Find every line below with the string "name" and pick it out.

** Extracted entries follows **

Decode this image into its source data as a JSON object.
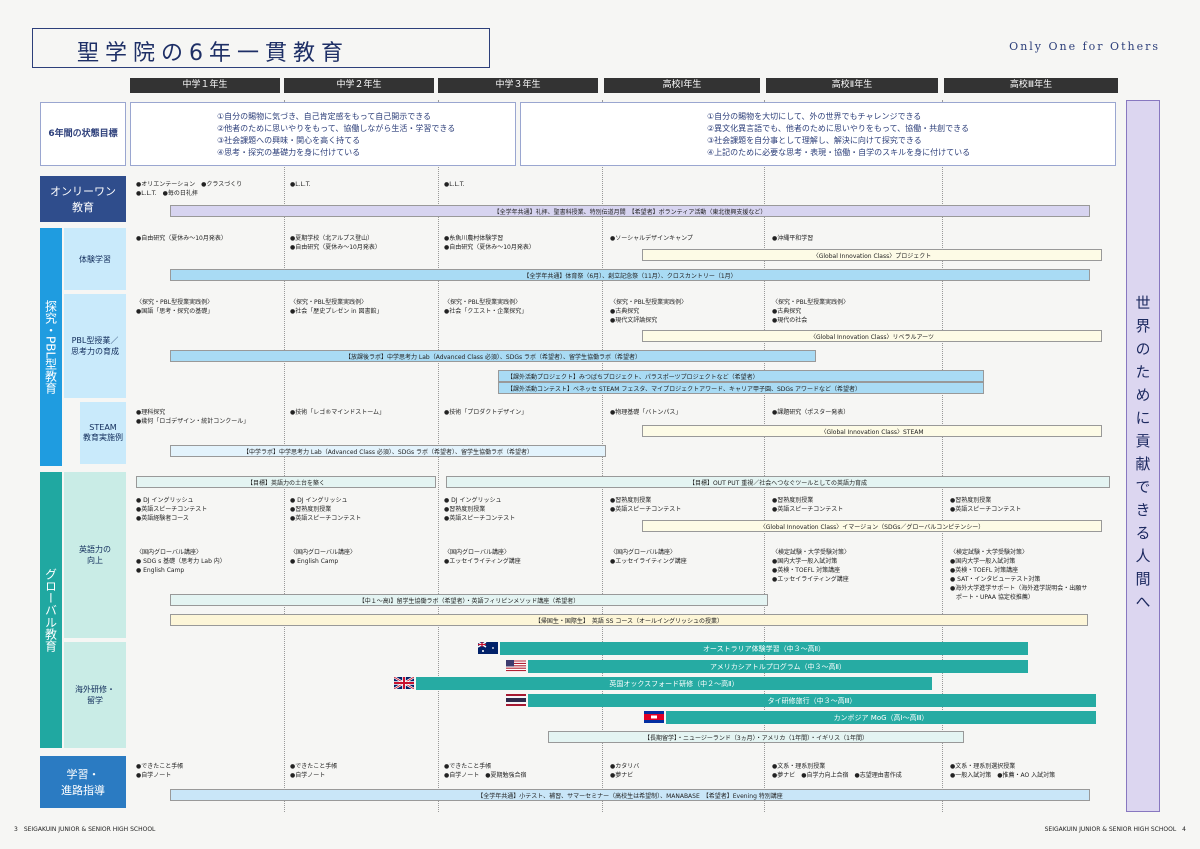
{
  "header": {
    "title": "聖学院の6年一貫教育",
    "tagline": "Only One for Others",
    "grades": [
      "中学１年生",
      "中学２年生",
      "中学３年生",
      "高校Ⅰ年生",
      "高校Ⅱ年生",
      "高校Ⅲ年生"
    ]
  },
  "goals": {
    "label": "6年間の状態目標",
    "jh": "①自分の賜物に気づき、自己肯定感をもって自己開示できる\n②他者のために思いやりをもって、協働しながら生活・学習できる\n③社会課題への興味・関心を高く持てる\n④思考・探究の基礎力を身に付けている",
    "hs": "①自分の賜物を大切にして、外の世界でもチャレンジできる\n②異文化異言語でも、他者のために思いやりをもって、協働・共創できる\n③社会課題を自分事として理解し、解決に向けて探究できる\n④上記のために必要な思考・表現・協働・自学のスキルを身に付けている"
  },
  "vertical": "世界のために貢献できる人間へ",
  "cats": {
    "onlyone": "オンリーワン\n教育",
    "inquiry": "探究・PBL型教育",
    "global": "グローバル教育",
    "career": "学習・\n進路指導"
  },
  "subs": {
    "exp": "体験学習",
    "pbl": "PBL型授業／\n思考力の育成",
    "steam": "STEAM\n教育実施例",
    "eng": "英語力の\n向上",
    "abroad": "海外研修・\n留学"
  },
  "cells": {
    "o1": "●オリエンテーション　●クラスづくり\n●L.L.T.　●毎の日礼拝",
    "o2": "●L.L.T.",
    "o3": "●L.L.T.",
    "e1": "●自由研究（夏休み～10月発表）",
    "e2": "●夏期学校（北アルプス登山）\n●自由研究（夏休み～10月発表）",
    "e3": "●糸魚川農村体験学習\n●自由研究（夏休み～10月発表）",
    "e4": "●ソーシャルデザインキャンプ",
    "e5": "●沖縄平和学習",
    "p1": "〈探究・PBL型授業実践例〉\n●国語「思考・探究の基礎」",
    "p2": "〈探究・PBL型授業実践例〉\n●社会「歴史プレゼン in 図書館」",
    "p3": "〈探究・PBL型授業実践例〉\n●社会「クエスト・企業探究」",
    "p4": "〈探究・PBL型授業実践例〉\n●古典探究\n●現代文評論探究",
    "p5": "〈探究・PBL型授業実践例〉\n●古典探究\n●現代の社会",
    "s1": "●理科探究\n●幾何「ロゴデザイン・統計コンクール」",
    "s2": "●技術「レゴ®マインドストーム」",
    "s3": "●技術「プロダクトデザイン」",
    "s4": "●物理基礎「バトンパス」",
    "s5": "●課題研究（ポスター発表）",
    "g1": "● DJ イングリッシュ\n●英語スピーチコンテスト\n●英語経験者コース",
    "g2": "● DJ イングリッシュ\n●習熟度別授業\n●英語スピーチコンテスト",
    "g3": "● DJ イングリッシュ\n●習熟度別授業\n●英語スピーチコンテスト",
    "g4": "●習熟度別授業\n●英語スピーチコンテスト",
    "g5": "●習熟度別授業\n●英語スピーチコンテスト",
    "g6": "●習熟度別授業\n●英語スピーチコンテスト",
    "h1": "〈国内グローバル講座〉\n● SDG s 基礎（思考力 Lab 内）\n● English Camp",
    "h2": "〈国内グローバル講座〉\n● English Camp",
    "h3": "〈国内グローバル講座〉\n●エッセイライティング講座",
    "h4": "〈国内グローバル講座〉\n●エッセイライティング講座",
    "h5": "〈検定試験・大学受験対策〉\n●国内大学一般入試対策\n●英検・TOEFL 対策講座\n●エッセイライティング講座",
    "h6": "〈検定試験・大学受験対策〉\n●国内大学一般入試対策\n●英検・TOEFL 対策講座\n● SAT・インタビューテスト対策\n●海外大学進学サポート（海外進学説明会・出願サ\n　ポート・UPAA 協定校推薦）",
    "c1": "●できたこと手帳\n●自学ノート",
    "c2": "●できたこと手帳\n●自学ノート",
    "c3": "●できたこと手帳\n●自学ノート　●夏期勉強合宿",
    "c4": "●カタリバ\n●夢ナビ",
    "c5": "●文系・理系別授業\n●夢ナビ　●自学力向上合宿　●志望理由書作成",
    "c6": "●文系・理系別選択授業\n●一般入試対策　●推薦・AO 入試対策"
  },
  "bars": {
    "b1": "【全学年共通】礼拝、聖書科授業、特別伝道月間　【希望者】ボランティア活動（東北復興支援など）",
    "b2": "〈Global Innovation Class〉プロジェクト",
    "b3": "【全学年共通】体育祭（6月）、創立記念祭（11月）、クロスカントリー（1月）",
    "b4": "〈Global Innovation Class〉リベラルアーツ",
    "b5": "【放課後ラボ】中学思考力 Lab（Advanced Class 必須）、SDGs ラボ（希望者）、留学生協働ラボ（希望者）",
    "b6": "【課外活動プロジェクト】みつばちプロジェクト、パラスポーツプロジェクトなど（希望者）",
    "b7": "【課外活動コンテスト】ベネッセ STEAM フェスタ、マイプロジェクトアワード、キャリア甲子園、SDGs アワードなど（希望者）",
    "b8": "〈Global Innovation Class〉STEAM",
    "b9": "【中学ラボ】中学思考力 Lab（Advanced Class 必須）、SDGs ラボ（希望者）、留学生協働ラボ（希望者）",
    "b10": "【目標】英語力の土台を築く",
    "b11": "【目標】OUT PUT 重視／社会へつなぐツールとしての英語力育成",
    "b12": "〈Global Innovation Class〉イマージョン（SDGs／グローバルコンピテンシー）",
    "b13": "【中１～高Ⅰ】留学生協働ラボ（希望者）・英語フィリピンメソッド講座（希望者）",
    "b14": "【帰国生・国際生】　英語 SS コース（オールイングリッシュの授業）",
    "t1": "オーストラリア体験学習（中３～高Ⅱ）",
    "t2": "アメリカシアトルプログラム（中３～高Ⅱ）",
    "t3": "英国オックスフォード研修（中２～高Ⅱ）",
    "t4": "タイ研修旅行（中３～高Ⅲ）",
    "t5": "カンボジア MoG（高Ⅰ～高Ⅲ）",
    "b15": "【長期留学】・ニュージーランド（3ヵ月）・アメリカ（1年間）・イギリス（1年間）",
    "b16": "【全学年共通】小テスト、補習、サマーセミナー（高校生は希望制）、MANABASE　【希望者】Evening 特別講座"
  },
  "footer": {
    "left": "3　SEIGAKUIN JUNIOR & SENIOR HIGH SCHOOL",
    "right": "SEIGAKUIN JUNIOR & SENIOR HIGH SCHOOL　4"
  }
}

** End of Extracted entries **
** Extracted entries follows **

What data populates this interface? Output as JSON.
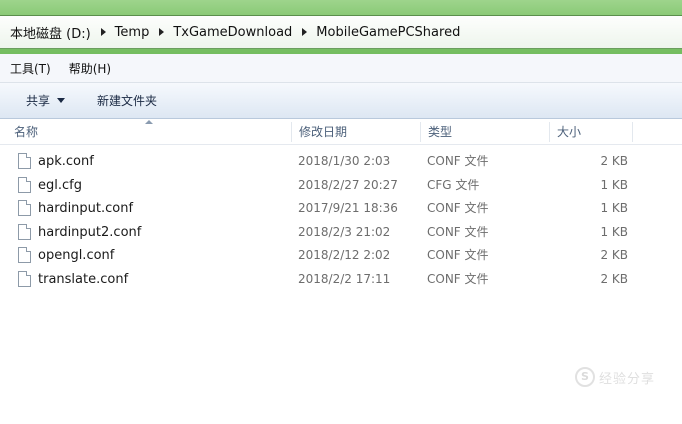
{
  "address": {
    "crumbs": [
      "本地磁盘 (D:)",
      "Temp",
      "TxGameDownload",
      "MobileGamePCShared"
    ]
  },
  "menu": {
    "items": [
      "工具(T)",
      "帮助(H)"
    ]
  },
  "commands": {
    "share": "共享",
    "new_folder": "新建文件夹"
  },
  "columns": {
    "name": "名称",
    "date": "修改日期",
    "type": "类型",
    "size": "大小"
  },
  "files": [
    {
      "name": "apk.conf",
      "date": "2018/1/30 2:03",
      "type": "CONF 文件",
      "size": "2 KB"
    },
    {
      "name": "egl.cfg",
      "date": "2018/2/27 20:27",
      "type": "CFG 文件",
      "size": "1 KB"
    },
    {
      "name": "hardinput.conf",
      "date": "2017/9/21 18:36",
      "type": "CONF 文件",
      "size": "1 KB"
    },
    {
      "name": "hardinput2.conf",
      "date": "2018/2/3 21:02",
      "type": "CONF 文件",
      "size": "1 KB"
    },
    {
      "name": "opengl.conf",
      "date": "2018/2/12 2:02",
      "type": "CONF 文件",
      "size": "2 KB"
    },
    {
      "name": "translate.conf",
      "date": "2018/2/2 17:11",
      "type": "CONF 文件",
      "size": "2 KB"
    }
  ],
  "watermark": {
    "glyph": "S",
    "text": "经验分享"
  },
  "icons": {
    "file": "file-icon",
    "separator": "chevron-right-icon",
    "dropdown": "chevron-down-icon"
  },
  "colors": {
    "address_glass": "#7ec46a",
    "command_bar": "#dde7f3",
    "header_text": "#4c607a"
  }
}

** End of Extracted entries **

Answer section >>
    "name": "名称",
      "name": "apk.conf",
      "name": "egl.cfg",
      "name": "hardinput.conf",
      "name": "hardinput2.conf",
      "name": "opengl.conf",
      "name": "translate.conf",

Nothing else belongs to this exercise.